When he heard the offer from Liberty, he was ecstatic and said, “Christmas came early for me.”
Borland asked if Hutcherson had a written agreement with Liberty that his office could use the facility for at least four weeks per year. Hutcherson said no.
Puckett expressed concern Tuesday about the amount of lead going into the ground from the outdoor shooting range. At the outdoor range, bullets will be caught in earthen berms.
Thompson said backstops would have two feet of soil with a layer of lime underneath to prevent migration of the lead into the groundwater. Liberty would sift the topsoil for lead periodically and then add the soil back, he said.

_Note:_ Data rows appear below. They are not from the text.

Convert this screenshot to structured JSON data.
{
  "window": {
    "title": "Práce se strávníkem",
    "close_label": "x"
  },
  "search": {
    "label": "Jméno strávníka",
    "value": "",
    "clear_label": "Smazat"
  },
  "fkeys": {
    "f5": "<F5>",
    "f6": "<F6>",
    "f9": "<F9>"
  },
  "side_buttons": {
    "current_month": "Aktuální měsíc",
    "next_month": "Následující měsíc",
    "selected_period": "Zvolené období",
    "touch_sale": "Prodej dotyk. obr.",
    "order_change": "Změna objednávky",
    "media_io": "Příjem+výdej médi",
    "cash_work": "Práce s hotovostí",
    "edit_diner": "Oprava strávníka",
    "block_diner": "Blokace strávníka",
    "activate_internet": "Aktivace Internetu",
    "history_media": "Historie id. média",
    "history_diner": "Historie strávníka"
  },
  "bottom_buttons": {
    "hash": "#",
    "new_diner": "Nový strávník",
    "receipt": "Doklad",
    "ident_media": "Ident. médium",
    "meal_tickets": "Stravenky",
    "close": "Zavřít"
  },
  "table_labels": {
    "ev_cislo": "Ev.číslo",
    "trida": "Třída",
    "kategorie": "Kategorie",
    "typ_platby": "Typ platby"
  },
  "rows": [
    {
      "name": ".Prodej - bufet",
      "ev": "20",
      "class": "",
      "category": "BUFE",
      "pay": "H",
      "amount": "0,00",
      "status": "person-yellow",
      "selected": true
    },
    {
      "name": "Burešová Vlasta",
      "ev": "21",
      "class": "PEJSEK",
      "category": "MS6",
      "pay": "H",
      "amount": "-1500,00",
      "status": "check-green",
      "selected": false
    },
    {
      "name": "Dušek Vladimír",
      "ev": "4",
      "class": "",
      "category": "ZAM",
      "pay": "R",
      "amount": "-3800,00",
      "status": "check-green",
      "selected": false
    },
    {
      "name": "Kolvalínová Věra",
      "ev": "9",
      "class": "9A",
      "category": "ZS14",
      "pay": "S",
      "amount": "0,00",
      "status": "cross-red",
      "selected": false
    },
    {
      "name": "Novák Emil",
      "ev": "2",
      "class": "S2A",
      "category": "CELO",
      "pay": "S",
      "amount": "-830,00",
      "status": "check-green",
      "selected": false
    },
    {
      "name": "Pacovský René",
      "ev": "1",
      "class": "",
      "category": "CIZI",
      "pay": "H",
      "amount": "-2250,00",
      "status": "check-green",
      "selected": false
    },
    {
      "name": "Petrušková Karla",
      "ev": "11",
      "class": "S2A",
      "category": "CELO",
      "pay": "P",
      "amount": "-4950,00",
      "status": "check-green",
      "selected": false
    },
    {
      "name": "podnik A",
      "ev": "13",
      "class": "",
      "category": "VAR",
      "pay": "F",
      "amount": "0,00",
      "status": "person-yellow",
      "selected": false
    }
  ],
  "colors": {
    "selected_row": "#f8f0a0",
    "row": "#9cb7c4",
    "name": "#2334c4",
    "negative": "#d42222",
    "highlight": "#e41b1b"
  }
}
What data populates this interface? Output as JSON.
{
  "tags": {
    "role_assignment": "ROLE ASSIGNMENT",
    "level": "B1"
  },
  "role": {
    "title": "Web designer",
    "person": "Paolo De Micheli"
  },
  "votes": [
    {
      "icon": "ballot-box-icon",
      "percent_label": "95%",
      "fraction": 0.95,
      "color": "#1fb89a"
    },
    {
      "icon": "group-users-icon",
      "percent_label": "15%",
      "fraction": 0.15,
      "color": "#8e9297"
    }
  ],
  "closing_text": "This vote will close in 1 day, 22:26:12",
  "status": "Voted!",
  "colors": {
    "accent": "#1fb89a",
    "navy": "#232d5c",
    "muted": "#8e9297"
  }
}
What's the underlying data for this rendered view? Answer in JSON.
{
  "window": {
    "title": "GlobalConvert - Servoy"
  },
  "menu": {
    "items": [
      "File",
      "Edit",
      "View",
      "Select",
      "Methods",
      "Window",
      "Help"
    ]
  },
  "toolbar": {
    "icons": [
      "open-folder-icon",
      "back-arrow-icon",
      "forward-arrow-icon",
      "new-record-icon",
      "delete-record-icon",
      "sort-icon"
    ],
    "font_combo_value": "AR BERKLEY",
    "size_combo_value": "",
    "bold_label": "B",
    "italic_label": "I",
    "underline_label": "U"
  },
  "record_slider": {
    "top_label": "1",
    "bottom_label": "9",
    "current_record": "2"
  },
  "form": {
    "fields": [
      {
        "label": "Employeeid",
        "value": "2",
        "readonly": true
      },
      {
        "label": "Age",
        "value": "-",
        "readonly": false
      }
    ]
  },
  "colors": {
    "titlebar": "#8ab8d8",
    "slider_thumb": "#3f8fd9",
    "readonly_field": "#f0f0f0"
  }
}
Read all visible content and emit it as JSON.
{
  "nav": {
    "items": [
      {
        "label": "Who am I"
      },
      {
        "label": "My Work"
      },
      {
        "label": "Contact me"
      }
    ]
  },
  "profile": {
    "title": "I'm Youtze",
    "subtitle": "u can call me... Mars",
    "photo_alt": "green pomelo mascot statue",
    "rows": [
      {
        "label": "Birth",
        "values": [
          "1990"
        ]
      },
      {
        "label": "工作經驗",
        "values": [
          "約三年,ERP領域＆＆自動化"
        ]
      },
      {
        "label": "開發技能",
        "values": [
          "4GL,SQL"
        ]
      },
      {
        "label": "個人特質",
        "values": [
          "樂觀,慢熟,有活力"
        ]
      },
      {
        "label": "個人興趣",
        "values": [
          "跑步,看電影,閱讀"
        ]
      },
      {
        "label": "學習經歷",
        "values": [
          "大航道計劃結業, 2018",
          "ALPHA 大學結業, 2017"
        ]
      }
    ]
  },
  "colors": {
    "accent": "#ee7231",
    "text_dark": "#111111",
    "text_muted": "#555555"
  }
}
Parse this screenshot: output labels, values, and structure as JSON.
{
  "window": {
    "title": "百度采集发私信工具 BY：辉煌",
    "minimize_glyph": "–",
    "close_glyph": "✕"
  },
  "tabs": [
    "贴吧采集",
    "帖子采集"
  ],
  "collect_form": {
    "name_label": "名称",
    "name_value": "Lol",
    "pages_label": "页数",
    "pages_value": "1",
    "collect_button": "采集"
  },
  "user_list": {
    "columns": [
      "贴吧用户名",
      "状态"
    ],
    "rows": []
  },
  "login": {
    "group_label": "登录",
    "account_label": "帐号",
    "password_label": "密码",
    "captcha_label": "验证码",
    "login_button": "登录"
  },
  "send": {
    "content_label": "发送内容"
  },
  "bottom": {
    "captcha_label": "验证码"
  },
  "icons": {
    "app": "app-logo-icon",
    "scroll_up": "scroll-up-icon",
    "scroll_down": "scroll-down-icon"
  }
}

Construction will begin this month with rough grading of the site and road improvements. General clearing of the forest on the property will occur concurrently. Two buildings will follow along with a pavilion, classrooms, offices, sales areas and a field house.
Liberty University officials have said the need for a new shooting range came into focus when the current range — located on Candlers Mountain Road across from Liberty University’s student apartment complex The VUE at Liberty Mountain — became antiquated and they projected to outgrow it.
LUPD Chief Richard Hinkley said Tuesday night the current range was built in the 1980s. He said thousands of students and officers have used the facility with no injuries or other issues since 2009.
“You can rest assured Liberty will do everything they can to make this a first-class shooting range,” Gunter said.